North Korea faked sub-launched missile test footage

By REUTERS
January 12, 2016 06:06

 
X

Dear Reader,
As you can imagine, more people are reading The Jerusalem Post than ever before. Nevertheless, traditional business models are no longer sustainable and high-quality publications, like ours, are being forced to look for new ways to keep going. Unlike many other news organizations, we have not put up a paywall. We want to keep our journalism open and accessible and be able to keep providing you with news and analyses from the frontlines of Israel, the Middle East and the Jewish World.

As one of our loyal readers, we ask you to be our partner.

For $5 a month you will receive access to the following:

  • A user experience almost completely free of ads
  • Access to our Premium Section
  • Content from the award-winning Jerusalem Report and our monthly magazine to learn Hebrew - Ivrit
  • A brand new ePaper featuring the daily newspaper as it appears in print in Israel

Help us grow and continue telling Israel’s story to the world.

Thank you,

Ronit Hasin-Hochman, CEO, Jerusalem Post Group
Yaakov Katz, Editor-in-Chief

UPGRADE YOUR JPOST EXPERIENCE FOR 5$ PER MONTH Show me later Don't show it again

Footage of a North Korean submarine-launched ballistic missile (SLBM) test released by Pyongyang two days after it announced it had conducted the country's fourth nuclear test last week was faked, according to an analysis by a California-based think tank.

In defiance of a UN ban, the isolated country has said it has ballistic missile technology which would allow it to launch a nuclear warhead from a submarine, although experts and analysis of North Korean state media cast doubt on the claim.

North Korean state television aired footage on Friday of the latest test, said to have taken place in December.

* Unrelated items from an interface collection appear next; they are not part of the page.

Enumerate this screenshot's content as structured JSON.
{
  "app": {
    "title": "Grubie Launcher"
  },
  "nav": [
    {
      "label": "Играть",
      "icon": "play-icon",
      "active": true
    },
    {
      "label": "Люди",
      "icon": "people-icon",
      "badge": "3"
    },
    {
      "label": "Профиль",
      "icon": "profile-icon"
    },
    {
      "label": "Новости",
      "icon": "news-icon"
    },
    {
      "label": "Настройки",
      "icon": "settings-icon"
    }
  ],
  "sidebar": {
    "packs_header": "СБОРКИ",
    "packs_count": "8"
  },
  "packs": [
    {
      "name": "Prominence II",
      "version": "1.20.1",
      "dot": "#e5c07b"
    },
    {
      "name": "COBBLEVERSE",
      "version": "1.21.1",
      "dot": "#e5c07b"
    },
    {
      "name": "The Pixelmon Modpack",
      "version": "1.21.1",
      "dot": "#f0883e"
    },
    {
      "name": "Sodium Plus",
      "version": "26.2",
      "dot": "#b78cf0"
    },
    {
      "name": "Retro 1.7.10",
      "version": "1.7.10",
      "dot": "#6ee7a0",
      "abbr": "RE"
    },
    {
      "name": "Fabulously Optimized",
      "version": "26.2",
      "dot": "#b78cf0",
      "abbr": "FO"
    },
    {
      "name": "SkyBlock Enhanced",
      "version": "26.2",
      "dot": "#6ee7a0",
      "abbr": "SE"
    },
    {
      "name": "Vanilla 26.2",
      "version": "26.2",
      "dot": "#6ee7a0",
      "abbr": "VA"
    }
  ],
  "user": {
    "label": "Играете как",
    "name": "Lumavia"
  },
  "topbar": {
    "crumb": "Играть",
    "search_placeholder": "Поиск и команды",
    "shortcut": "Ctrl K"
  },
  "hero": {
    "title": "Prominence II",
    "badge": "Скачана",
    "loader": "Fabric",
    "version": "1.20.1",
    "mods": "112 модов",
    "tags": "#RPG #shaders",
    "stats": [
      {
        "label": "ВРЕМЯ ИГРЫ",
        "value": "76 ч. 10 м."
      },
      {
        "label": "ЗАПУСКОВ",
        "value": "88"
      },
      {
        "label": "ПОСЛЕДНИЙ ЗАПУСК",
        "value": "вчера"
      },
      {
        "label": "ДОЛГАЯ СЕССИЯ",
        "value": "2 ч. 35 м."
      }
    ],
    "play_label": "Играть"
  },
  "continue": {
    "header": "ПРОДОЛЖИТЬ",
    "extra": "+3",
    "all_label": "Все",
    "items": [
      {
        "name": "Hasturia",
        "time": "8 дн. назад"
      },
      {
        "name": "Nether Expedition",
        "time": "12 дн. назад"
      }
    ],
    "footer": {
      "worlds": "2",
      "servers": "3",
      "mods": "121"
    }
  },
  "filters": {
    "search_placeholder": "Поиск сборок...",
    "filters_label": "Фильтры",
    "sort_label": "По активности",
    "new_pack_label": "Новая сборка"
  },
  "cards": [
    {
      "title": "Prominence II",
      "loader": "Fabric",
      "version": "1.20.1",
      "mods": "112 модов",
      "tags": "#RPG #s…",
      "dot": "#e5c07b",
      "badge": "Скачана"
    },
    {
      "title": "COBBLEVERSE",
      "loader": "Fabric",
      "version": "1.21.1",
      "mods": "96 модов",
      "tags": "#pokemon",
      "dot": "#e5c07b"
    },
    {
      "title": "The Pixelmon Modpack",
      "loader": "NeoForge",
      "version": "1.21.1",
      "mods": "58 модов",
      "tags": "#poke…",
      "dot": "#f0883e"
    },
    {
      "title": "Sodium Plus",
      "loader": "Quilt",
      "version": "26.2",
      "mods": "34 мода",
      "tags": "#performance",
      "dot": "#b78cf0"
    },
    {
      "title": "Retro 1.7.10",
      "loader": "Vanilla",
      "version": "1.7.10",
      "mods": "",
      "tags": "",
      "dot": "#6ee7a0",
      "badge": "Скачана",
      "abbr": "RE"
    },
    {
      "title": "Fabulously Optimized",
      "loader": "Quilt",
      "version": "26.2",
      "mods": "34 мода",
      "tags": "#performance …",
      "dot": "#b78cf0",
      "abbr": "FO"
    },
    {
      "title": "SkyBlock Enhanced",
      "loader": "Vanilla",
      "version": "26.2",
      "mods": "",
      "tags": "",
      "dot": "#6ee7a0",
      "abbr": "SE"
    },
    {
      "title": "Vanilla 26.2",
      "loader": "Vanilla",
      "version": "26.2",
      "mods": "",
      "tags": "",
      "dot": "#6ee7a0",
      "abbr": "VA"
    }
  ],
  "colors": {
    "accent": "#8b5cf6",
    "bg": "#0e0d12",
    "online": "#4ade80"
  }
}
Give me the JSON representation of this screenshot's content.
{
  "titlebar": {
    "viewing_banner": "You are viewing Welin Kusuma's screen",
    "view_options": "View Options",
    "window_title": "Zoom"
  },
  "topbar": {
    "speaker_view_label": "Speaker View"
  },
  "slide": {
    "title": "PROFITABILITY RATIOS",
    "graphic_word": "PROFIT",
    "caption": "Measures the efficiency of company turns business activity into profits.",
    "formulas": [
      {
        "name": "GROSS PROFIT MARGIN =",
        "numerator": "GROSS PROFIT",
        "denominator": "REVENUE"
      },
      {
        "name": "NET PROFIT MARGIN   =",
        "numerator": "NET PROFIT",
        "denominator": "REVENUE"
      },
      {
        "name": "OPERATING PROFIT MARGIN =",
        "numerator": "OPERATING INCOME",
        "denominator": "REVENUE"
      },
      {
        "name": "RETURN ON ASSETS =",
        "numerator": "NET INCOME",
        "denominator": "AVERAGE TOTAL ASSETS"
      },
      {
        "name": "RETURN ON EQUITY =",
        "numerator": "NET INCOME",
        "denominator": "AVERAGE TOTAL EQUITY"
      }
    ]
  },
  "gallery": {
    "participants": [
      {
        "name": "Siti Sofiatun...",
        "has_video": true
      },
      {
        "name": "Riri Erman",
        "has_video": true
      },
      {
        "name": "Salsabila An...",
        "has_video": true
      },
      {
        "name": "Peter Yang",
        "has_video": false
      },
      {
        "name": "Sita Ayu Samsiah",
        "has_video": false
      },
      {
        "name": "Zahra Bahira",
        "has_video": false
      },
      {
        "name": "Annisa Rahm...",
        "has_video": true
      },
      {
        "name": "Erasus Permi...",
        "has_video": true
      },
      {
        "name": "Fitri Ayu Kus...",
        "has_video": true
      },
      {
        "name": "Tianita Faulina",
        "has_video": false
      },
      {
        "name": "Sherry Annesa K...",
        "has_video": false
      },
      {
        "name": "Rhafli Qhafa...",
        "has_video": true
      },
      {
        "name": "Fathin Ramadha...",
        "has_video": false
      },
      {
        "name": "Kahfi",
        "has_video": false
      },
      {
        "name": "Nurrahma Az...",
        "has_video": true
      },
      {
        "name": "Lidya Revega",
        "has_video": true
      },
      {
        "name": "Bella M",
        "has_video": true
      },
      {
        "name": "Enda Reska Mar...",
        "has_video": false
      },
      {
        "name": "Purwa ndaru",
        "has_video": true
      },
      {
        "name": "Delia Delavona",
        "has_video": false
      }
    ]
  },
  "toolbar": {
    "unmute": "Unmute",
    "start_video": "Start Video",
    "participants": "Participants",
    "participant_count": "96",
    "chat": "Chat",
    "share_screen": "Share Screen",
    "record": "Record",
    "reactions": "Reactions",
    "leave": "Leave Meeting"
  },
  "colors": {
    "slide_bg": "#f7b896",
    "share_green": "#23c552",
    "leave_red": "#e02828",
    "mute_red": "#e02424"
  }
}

Unlike a previous SLBM test in May, it had not been announced at the time.

"The rocket ejected, began to light, and then failed catastrophically," said Melissa Hanham, a senior research associate at the California-based Middlebury Institute's James Martin Center for Nonproliferation Studies (CNS).

South Korea's military said on Saturday North Korea appeared to have modified the video and edited it with Scud missile footage from 2014 although an official told Reuters that the ejection technology might have improved since the May test.

Related Content

Breaking news
August 20, 2018
Britain to stop some aid for Syrian opposition in rebel-held areas

By REUTERS